Organic will account for 9% of UK’s wine consumption by 2022
Organic wine will account for 9% of the UK’s total still wine consumption by 2022 - up from 5% currently - according to IWSR data.
Growth in the consumption of organic wine, which has been growing at 11% year-on-year for the last five years, is expected to decelerate slightly in the UK, due to a generally bad outlook for still wine overall. But the UK’s organic wine segment is expected to grow in value by 10.5% to reach £1.15billion by 2022.
Giles Gough, IWSR consultant, said: “Value will outpace volume growth. Volume growth is forecast to be slower but it will be at the still healthy compound annual growth rate (CAGR) of 9.4%. Organic wine commands a higher average bottle price of £10.21 compared to still wine’s average price of £7.38.”
The IWSR data was produced for SudVinBio, the marketing organisation for organic wines from the Occitanie region of France. SudVinBio also organises the annual Millesime Bio global organic wine fair, which was founded in 1993.
Philippe Gerard, a negociant at Biovidis, and a representative for SudVinBio, explained: “Occitanie is more than half of the wine producers in France and it is the number one organic wine region in France. At the Millesime Bio show 75% of the exhibitors are French and 25% come from other countries. We have 1,200 exhibitors and a waiting list of 150. It is probable that we will move the show in two or three years in order to give more space to wine producers, and also for other organic drinks.”
For 2019 the show will include a small number of organic drinks producers from beer and spirit sectors.
Gough at IWSR explained that organic wine consumption is growing globally, with the UK positioned as one of the top five growth markets.
He said: “In 2017 Germany had the biggest share of the global organic wine market with 23.9%, followed by France and then the UK.
“Traditionally we would classify the UK as a non-wine producing nation (because production levels are still low), and so we could say therefore that the UK is the leading non-wine producing country in terms of consuming organic wine.”
The data also showed that in 2017 the total global consumption of still organic wine was 56million cases, which was an increase of 14% year-on-year, accounting for 2.4% of all still wine globally. Back in 2012, in comparison, organic wine accounted for just 1.2% of all still wine consumption.
Old World wine nations still lead the way when it comes to organic wine production, with these countries accounting for 72% of sales of organic wine production in 2017.
Gough said: “The Old World over indexes in organic wine and the New World is lagging behind somewhat.

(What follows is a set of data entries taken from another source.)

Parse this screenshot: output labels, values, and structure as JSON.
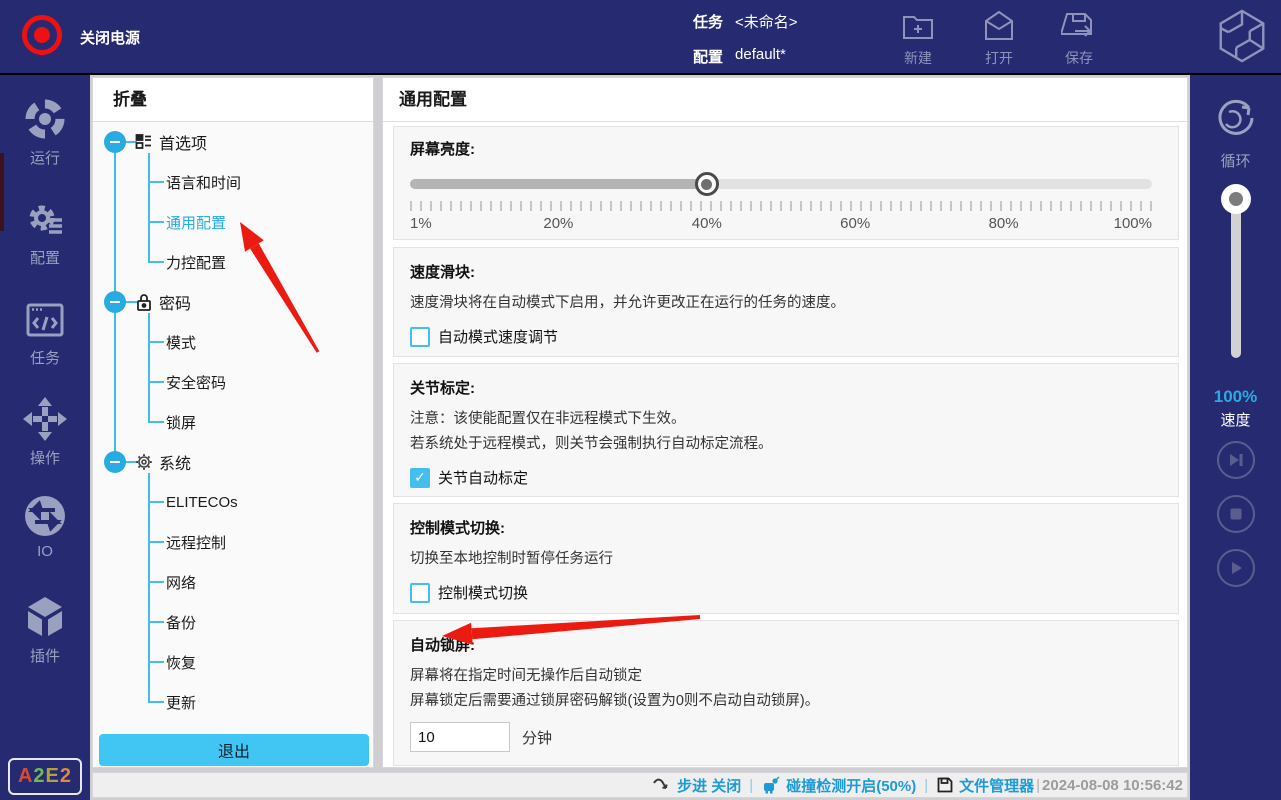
{
  "topbar": {
    "power_label": "关闭电源",
    "task_label": "任务",
    "task_value": "<未命名>",
    "config_label": "配置",
    "config_value": "default*",
    "actions": [
      {
        "label": "新建",
        "icon": "new-folder-plus-icon"
      },
      {
        "label": "打开",
        "icon": "open-envelope-icon"
      },
      {
        "label": "保存",
        "icon": "save-disk-arrow-icon"
      }
    ],
    "logo": "elite-cube-logo"
  },
  "left_nav": {
    "items": [
      {
        "label": "运行",
        "icon": "run-target-icon"
      },
      {
        "label": "配置",
        "icon": "config-gear-icon"
      },
      {
        "label": "任务",
        "icon": "task-code-window-icon"
      },
      {
        "label": "操作",
        "icon": "jog-move-arrows-icon"
      },
      {
        "label": "IO",
        "icon": "io-exchange-icon"
      },
      {
        "label": "插件",
        "icon": "plugin-cube-icon"
      }
    ],
    "badge": [
      {
        "ch": "A",
        "color": "#d94b30"
      },
      {
        "ch": "2",
        "color": "#6abf4b"
      },
      {
        "ch": "E",
        "color": "#b3a03b"
      },
      {
        "ch": "2",
        "color": "#d98a3d"
      }
    ]
  },
  "tree_panel": {
    "header": "折叠",
    "groups": [
      {
        "label": "首选项",
        "icon": "hierarchy-icon",
        "children": [
          "语言和时间",
          "通用配置",
          "力控配置"
        ]
      },
      {
        "label": "密码",
        "icon": "lock-icon",
        "children": [
          "模式",
          "安全密码",
          "锁屏"
        ]
      },
      {
        "label": "系统",
        "icon": "gear-icon",
        "children": [
          "ELITECOs",
          "远程控制",
          "网络",
          "备份",
          "恢复",
          "更新"
        ]
      }
    ],
    "selected_item": "通用配置",
    "exit_button": "退出"
  },
  "main": {
    "title": "通用配置",
    "brightness": {
      "label": "屏幕亮度:",
      "value_percent": 40,
      "scale_labels": [
        "1%",
        "20%",
        "40%",
        "60%",
        "80%",
        "100%"
      ]
    },
    "speed_slider": {
      "label": "速度滑块:",
      "desc": "速度滑块将在自动模式下启用，并允许更改正在运行的任务的速度。",
      "checkbox_label": "自动模式速度调节",
      "checked": false
    },
    "joint_calibration": {
      "label": "关节标定:",
      "desc1": "注意：该使能配置仅在非远程模式下生效。",
      "desc2": "若系统处于远程模式，则关节会强制执行自动标定流程。",
      "checkbox_label": "关节自动标定",
      "checked": true
    },
    "control_mode": {
      "label": "控制模式切换:",
      "desc": "切换至本地控制时暂停任务运行",
      "checkbox_label": "控制模式切换",
      "checked": false
    },
    "auto_lock": {
      "label": "自动锁屏:",
      "desc1": "屏幕将在指定时间无操作后自动锁定",
      "desc2": "屏幕锁定后需要通过锁屏密码解锁(设置为0则不启动自动锁屏)。",
      "input_value": "10",
      "unit": "分钟"
    }
  },
  "right_panel": {
    "loop_label": "循环",
    "speed_value": "100%",
    "speed_label": "速度",
    "buttons": [
      "skip-to-end-icon",
      "stop-icon",
      "play-icon"
    ]
  },
  "statusbar": {
    "step_label": "步进 关闭",
    "collision_label": "碰撞检测开启(50%)",
    "file_manager_label": "文件管理器",
    "timestamp": "2024-08-08 10:56:42"
  },
  "colors": {
    "topbar_navy": "#262a71",
    "accent_blue": "#29abe2",
    "exit_button_blue": "#41c5f2",
    "status_blue": "#1e9bd7",
    "annotation_red": "#ec1b12",
    "power_red": "#ee1111"
  }
}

Also, 60% of organic wine consumed in 2017 was red wine; red wine dominates organic and these wines command a significant premium of 40% over the prices of non-organic still wine.”